▸ Exercise prompt: Repeat every entry word for word, but leave the images out of your copy.

▸ Data listing:
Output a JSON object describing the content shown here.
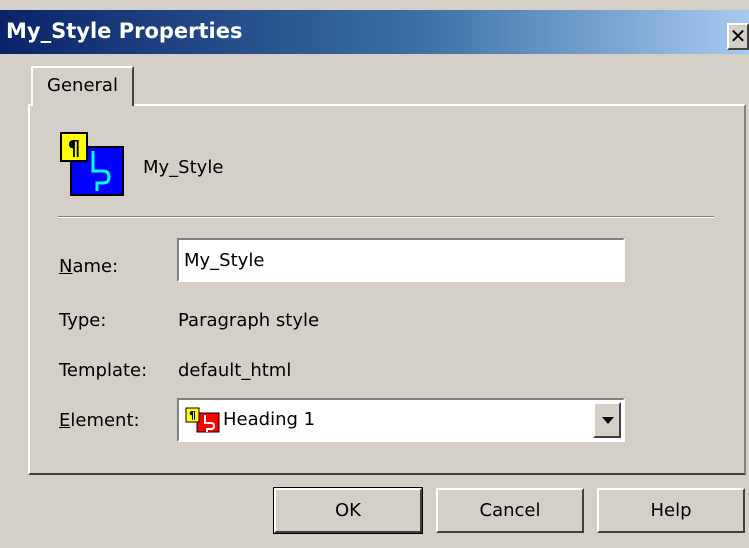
{
  "window": {
    "title": "My_Style Properties",
    "close_glyph": "✕"
  },
  "tabs": [
    {
      "label": "General",
      "selected": true
    }
  ],
  "header": {
    "icon": "paragraph-style-icon",
    "style_name": "My_Style"
  },
  "fields": {
    "name": {
      "label_underlined": "N",
      "label_rest": "ame:",
      "value": "My_Style"
    },
    "type": {
      "label": "Type:",
      "value": "Paragraph style"
    },
    "template": {
      "label": "Template:",
      "value": "default_html"
    },
    "element": {
      "label_underlined": "E",
      "label_rest": "lement:",
      "selected": "Heading 1",
      "icon": "paragraph-style-icon"
    }
  },
  "buttons": {
    "ok": "OK",
    "cancel": "Cancel",
    "help": "Help"
  },
  "colors": {
    "titlebar_start": "#0a246a",
    "titlebar_end": "#a6caf0",
    "dialog_face": "#d4d0c8"
  }
}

▸ Task result:
Output a JSON object describing the content shown here.
{
  "window": {
    "title": "My_Style Properties",
    "close_glyph": "✕"
  },
  "tabs": [
    {
      "label": "General",
      "selected": true
    }
  ],
  "header": {
    "icon": "paragraph-style-icon",
    "style_name": "My_Style"
  },
  "fields": {
    "name": {
      "label_underlined": "N",
      "label_rest": "ame:",
      "value": "My_Style"
    },
    "type": {
      "label": "Type:",
      "value": "Paragraph style"
    },
    "template": {
      "label": "Template:",
      "value": "default_html"
    },
    "element": {
      "label_underlined": "E",
      "label_rest": "lement:",
      "selected": "Heading 1",
      "icon": "paragraph-style-icon"
    }
  },
  "buttons": {
    "ok": "OK",
    "cancel": "Cancel",
    "help": "Help"
  },
  "colors": {
    "titlebar_start": "#0a246a",
    "titlebar_end": "#a6caf0",
    "dialog_face": "#d4d0c8"
  }
}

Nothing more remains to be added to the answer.